Leverett is a mountainous town in the southeastern part of Franklin County, 106 miles west of Boston. The township has the form of a rhombus. Montague lies on the north, Wendell on the northeast angle, Shutesbury on the east, the latter and Amherst on the south, and Sunderland on the west.

The assessed area is 12,999 acres, which includes 7,032 acres of woodland. There is also a considerable area of waste land. The wild cat and wild turkey were found here until a recent period. There are several tracts of level or undulating land in the north of the town, but in other parts such surfaces have only a narrow space along the streams. Yet there are no very high elevations. Among its minerals are found galena, heavy spar, blende and copper pyrites.

Sawmill River, rising in the next town east, flows through the northern part of Leverett, receiving affluents, and pursuing a tortuous course to the Connecticut. It furnishes power for several saw and grist mills. Cranberry River and Plain Brook rise in the northwest; the first running west, the latter south. The north branch of Mill River rises in the north part and flows south through the midst of the town, receiving at the border Roaring Brook from the southeast part. The latter has a beautiful cascade, and supplies the power for two or more saw mills.

The manufactures consist of lumber, wooden boxes, agricultural implements, charcoal, kindlings and food preparations.
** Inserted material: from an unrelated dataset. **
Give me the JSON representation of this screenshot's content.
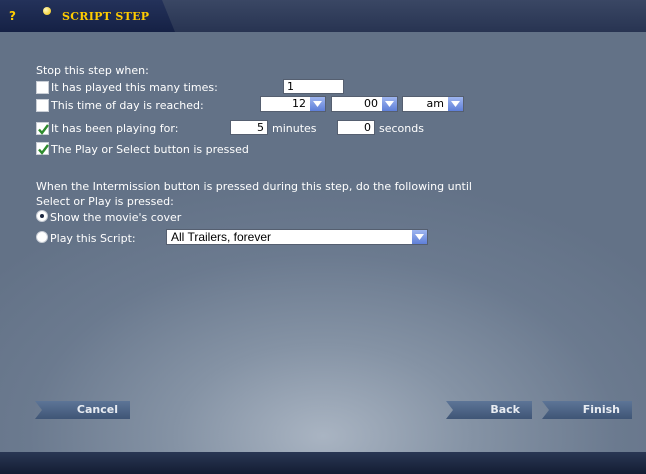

The value of the goods made in the last census year was $88,787. The product of the 129 farms was valued at $108,573. The dwelling-houses numbered 181; the inhabitants 779; and the legal voters 227. The valuation of the town in 1888 was $289,775, with a tax-rate of $15.60 on $1,000.

The Central Vermont Railroad passes near Leverett centre. This and North Leverett are the post-offices; and other villages are Dudleyville, Slab City, East Leverett and South Leverett. The town has six school buildings, valued at about $3,000. The Baptists have a church at North Leverett and the Congregationalists one at the centre. A church was organized here in 1734, of which the Rev. Henry Williams became pastor.

The territory of this town was taken from Sunderland (of which it formed the eastern part) and incorporated on March 5, 1774. It was named in honor of John Leverett, president of Harvard College.

pp. 413-414 in Nason and Varney's Massachusetts Gazetteer, 1890